On the night of 22 February 2018, at approximately 1:00 A.M., about twenty Israeli soldiers entered the city center of Jericho in the West Bank. According to the military, they were on a mission to carry out arrests in the city. Some fifteen minutes later, several soldiers entered a home and searched it, while others waited at the entrance to the alley where the house was located. The soldiers’ presence led to clashes in which Palestinians threw stones at the soldiers. At some point, Yassin a-Saradih (35) ran with an iron bar attached to a car wheel rim towards the soldiers who were standing at the entrance to the alley, in an attempt to attack them.
In video footage captured by security cameras of nearby stores, a-Saradih is seen running towards the soldiers with the bar. A soldier then shoots him in the lower body at point blank range. After the shooting, three other soldiers emerge from the alley and all four forcefully kick a-Saradih, who is lying on the ground. The soldiers are seen beating him with their rifles and dragging him into the alley. There, they continue to drag him along face down and then lean over him, shine flashlights on him, kick him lightly and move him with their feet. After about ten minutes, during which time they offer the wounded man no medical assistance, one of the soldiers fires a tear-gas cannister at the entrance to the alley. The soldiers are then seen dragging a-Saradih into the alley, out of the cameras’ range, apparently to avoid the tear gas that drifted their way.
Al Hirbawi, supplier to the Madison-Rafah Sister City Project
The kaffiyeh is a traditional Arab headdress and a symbol of the Palestinian struggle. Today, it continues to represent an important part of Palestinian heritage. Unfortunately, the Al Hirbawi factory is the last remaining institution in the Palestinian territories producing the original kaffiyeh. Brothers Jouda, Abdelazim and Ezzat have been working in the factory since they were kids, inheriting the family business and continuing the proud legacy.
November 29th is the International Day of Solidarity with the Palestinian people. These days, the global Palestinian solidarity movement has deepened and grown with powerful expressions of joint struggle with other movements around the world.
“Who would have thought in 2002 when Israel started building its apartheid Wall that today we would have nearly 70 walls around the world built to militarise borders or to annex occupied lands?
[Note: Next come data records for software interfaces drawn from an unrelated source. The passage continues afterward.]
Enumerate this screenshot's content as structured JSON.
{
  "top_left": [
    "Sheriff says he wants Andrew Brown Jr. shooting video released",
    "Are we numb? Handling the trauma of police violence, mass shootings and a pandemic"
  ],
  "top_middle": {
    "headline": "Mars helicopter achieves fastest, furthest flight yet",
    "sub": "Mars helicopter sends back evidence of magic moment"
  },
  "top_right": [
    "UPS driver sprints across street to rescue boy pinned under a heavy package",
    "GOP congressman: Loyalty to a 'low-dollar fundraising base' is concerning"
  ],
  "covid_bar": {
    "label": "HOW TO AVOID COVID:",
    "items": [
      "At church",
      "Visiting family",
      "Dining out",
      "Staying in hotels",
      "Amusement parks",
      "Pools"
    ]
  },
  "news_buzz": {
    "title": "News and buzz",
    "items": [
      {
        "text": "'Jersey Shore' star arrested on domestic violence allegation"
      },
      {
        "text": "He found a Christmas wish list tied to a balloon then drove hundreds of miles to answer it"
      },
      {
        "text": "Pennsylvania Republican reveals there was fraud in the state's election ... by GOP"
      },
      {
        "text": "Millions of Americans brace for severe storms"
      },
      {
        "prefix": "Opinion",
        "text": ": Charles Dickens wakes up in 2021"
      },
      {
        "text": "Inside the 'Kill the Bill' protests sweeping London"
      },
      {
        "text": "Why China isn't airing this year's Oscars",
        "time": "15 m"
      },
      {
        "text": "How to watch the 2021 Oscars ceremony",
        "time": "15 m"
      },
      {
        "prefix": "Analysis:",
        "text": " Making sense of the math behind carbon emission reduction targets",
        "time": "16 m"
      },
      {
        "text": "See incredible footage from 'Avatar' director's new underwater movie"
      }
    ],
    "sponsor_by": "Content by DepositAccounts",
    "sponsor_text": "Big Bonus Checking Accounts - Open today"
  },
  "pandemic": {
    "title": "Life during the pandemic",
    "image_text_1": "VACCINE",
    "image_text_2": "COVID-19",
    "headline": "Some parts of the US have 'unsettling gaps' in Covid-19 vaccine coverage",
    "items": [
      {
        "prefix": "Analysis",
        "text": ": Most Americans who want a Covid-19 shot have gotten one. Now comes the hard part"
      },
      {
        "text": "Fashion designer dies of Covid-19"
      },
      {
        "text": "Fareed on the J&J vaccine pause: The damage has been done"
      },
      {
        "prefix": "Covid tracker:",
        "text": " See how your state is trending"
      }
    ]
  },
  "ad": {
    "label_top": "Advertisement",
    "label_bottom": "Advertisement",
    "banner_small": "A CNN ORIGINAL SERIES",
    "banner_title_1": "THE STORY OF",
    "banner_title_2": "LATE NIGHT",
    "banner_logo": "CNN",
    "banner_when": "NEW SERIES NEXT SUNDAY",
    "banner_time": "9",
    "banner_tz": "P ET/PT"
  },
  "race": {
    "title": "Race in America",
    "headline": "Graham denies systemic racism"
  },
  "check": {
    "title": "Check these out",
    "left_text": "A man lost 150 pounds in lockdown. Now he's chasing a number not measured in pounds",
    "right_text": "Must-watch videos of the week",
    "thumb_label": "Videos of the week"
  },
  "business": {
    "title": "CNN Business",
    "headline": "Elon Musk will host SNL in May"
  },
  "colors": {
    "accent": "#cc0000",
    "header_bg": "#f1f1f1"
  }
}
Who would have thought it possible that exactly one year ago Donald Trump won the presidential elections by promising a Wall?